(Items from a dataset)

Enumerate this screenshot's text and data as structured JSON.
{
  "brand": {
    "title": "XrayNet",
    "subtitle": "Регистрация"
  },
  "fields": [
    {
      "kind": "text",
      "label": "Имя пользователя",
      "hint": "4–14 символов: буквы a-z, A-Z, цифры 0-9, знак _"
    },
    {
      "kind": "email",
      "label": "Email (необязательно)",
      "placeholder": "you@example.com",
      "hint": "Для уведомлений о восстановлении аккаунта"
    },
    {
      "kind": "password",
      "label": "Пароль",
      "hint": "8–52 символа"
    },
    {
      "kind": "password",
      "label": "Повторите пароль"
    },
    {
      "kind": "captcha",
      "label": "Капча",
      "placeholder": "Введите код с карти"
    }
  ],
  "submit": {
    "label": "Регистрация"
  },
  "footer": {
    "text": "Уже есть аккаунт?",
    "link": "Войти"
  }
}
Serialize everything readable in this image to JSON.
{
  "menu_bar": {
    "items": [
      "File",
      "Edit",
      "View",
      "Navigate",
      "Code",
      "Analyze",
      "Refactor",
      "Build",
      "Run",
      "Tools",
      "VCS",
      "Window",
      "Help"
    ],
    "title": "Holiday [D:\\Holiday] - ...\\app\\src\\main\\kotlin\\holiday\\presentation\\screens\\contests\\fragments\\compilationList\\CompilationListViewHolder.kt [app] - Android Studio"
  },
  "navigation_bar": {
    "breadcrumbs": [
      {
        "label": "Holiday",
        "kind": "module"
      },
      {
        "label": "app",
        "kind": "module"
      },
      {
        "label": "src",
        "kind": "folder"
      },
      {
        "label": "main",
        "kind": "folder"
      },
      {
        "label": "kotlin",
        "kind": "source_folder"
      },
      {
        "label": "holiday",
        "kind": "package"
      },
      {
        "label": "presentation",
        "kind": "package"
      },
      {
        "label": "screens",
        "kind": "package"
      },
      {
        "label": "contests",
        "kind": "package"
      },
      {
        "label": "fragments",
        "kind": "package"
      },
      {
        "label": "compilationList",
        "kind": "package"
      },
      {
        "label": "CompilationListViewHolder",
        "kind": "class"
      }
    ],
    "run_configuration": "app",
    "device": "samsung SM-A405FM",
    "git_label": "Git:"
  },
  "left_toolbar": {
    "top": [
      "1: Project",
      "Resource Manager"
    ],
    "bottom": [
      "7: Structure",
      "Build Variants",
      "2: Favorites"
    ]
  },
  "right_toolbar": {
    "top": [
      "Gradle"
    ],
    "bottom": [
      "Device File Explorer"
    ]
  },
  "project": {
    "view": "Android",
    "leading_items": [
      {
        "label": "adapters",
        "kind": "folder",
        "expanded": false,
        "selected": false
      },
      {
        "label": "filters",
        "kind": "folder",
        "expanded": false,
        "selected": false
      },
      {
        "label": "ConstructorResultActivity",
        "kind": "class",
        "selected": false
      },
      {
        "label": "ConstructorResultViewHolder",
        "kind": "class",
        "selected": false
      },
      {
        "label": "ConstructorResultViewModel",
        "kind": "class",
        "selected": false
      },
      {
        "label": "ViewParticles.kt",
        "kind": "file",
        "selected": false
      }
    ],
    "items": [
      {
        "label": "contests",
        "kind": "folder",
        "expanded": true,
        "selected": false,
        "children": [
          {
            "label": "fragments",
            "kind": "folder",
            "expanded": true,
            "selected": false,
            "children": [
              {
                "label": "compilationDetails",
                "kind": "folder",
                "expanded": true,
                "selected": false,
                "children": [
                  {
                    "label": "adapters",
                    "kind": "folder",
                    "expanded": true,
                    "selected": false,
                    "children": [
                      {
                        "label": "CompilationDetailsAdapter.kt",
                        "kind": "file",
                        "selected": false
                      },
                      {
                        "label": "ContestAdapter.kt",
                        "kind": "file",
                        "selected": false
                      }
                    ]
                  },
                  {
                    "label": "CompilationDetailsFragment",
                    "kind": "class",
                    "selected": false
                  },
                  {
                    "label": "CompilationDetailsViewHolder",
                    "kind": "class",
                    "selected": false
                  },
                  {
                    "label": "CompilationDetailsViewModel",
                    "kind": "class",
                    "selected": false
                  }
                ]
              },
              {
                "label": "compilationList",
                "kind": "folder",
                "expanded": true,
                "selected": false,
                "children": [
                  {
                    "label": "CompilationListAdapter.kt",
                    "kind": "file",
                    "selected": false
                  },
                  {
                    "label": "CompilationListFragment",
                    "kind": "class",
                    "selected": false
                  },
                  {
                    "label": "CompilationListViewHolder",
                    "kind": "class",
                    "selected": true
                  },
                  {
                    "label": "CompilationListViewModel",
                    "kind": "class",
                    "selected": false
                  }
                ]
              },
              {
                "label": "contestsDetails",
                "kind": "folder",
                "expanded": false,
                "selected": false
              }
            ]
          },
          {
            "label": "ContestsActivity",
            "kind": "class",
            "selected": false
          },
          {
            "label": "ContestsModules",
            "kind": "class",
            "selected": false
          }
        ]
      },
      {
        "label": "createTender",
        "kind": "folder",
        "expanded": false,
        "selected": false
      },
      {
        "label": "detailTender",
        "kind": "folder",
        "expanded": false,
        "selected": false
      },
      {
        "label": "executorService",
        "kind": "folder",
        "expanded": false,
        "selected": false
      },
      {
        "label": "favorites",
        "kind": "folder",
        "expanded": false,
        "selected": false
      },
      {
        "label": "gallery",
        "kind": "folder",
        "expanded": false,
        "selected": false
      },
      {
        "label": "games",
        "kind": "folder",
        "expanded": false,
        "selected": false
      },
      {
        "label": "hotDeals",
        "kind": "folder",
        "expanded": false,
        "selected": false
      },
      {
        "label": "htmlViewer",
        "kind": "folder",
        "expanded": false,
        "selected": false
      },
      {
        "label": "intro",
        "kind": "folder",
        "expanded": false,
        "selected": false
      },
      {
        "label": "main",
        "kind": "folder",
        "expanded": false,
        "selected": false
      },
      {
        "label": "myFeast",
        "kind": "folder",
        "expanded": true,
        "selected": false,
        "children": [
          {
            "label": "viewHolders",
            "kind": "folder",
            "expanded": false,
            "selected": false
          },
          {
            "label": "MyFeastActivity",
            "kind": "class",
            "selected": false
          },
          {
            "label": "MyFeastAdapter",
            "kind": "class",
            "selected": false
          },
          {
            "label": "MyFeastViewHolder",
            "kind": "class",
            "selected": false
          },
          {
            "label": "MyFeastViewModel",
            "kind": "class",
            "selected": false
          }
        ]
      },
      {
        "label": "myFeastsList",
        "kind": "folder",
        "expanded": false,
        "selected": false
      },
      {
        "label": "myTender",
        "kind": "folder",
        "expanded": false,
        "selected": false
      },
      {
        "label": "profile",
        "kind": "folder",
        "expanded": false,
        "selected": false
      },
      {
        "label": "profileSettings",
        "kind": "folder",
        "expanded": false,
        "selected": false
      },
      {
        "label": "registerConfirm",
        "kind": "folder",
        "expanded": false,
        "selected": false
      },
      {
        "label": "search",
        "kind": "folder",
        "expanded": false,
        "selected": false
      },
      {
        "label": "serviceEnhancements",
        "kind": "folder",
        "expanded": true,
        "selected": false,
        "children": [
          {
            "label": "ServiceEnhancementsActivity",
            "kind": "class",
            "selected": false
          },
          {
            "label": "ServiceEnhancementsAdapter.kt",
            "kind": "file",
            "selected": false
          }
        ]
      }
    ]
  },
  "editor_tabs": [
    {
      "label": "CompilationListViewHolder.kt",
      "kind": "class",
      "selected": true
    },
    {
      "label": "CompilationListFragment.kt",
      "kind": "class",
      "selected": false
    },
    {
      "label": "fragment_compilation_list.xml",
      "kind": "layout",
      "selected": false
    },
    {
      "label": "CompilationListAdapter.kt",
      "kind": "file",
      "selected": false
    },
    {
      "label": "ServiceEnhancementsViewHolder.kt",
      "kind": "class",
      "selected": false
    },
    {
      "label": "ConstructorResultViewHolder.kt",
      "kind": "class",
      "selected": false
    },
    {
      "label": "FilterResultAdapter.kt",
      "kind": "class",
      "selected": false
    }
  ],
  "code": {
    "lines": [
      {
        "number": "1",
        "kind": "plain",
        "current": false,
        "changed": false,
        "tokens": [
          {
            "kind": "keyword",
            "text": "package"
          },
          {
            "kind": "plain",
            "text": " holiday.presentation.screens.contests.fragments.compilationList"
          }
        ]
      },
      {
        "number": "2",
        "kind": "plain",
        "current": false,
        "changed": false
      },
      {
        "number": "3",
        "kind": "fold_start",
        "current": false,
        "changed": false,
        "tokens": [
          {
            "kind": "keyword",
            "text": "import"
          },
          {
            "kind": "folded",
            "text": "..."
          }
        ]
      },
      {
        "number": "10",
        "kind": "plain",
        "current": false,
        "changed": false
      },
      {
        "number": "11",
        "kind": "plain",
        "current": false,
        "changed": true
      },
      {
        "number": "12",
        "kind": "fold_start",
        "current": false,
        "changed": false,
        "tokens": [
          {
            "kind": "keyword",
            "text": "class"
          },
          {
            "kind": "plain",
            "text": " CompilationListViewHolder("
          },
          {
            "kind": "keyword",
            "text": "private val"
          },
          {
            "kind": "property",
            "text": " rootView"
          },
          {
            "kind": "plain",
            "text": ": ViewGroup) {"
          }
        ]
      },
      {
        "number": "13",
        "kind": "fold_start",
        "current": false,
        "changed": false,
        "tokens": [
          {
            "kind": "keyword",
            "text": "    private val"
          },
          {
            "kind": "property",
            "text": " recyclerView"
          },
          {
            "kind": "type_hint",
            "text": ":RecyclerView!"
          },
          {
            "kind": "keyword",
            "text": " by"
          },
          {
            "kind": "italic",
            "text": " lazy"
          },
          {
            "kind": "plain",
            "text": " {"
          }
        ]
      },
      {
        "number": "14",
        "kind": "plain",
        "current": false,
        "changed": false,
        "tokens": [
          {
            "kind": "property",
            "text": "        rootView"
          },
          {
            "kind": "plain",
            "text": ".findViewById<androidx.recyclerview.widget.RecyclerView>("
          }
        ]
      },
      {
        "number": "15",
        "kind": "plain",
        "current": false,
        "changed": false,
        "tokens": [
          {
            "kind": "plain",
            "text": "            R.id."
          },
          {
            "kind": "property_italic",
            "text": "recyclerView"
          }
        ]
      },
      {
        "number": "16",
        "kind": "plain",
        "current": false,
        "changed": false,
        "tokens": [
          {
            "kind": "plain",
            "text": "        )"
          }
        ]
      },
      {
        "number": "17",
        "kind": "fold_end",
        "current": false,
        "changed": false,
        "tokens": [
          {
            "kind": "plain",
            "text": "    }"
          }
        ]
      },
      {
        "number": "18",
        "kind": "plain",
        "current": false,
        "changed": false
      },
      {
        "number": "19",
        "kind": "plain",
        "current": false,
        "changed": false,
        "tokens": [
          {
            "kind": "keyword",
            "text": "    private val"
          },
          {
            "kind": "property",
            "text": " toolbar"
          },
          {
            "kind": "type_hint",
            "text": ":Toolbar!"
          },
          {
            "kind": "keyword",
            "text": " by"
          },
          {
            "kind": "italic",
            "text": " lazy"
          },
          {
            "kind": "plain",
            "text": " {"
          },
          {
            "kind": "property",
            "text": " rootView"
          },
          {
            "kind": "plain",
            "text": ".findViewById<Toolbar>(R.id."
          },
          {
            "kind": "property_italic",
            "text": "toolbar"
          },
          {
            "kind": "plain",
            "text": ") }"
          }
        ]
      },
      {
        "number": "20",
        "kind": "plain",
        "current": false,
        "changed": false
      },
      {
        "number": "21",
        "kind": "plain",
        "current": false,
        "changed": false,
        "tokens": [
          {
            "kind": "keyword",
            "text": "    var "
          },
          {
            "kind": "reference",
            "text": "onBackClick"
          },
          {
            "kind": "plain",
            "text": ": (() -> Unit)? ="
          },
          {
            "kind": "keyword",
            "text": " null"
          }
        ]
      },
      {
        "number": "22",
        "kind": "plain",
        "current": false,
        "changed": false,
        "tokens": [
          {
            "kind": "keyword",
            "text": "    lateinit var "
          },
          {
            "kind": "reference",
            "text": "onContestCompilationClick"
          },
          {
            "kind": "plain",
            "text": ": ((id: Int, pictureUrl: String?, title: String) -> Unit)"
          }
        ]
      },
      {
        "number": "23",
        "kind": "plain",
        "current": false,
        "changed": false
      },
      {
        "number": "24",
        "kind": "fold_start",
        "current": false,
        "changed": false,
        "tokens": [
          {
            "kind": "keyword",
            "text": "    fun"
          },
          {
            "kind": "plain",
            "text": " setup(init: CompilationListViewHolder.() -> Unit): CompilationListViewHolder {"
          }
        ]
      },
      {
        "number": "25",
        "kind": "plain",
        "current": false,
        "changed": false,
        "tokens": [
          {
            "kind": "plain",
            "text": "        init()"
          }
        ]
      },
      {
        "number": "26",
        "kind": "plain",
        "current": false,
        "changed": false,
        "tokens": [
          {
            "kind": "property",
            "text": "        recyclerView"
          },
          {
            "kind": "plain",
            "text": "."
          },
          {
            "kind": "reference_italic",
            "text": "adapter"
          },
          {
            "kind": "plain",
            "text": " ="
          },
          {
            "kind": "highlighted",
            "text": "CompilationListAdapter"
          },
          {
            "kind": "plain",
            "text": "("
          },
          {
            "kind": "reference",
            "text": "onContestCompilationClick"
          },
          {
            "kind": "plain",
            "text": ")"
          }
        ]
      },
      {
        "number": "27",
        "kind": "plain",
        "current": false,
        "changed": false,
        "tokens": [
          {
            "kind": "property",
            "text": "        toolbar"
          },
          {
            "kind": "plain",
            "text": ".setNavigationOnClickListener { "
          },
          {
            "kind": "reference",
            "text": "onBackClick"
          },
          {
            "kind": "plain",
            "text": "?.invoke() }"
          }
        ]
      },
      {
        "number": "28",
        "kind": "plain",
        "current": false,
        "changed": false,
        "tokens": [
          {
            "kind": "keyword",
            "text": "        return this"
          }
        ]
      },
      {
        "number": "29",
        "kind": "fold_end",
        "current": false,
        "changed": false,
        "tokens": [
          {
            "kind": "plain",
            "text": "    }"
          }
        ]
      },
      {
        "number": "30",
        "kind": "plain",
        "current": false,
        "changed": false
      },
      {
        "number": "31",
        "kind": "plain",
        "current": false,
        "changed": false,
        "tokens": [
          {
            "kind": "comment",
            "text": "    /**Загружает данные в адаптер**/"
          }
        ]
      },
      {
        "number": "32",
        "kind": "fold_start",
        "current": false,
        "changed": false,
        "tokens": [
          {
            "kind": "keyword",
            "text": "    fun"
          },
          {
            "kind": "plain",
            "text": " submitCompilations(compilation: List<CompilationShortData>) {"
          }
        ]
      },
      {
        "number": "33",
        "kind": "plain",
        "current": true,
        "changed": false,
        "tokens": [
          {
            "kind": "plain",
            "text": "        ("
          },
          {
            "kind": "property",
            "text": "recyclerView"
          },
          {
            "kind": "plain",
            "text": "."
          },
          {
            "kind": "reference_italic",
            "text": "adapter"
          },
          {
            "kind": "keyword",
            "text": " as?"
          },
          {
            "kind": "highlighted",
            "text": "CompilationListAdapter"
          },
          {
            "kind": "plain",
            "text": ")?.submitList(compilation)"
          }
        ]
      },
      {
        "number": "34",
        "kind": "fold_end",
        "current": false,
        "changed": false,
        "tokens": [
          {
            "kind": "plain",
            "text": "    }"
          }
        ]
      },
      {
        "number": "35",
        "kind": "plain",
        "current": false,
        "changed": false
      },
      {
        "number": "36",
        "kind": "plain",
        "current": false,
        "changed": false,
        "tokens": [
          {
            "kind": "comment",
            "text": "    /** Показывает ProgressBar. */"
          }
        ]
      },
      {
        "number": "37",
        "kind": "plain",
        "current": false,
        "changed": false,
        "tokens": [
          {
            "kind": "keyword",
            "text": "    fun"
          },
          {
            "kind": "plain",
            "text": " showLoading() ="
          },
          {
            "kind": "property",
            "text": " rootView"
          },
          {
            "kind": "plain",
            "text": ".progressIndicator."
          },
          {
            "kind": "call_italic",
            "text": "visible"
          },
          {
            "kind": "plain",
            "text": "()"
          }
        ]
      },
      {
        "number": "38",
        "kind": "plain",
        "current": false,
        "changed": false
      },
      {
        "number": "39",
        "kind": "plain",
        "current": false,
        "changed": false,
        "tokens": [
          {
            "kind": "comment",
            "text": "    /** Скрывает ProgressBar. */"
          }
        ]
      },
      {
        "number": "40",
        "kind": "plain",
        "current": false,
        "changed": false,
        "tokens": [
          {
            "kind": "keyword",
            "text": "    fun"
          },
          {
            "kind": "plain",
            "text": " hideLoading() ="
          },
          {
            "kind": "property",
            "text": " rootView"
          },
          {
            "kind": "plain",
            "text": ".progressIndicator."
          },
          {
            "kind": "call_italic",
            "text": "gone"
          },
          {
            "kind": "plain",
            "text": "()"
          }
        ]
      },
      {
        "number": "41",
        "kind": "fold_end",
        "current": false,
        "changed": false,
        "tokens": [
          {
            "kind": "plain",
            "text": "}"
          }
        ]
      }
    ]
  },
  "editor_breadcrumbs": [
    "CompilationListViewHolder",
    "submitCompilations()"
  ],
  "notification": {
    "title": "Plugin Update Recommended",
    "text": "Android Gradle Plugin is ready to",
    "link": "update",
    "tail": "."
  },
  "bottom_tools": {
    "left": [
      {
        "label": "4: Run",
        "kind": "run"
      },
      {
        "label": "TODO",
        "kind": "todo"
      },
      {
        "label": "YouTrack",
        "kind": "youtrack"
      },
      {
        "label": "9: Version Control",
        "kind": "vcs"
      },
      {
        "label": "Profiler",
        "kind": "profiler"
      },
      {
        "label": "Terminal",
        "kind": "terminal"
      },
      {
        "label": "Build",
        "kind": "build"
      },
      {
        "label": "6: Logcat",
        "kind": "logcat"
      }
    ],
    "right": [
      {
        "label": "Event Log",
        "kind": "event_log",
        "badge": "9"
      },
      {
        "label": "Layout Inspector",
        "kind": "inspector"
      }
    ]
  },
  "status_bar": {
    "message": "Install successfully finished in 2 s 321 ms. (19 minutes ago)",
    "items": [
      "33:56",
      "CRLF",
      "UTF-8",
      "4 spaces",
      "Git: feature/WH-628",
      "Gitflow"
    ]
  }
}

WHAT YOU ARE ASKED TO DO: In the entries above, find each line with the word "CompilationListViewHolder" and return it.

RESPONSE AREA:
    "title": "Holiday [D:\\Holiday] - ...\\app\\src\\main\\kotlin\\holiday\\presentation\\screens\\contests\\fragments\\compilationList\\CompilationListViewHolder.kt [app] - Android Studio"
        "label": "CompilationListViewHolder",
                    "label": "CompilationListViewHolder",
      "label": "CompilationListViewHolder.kt",
            "text": " CompilationListViewHolder("
            "text": " setup(init: CompilationListViewHolder.() -> Unit): CompilationListViewHolder {"
    "CompilationListViewHolder",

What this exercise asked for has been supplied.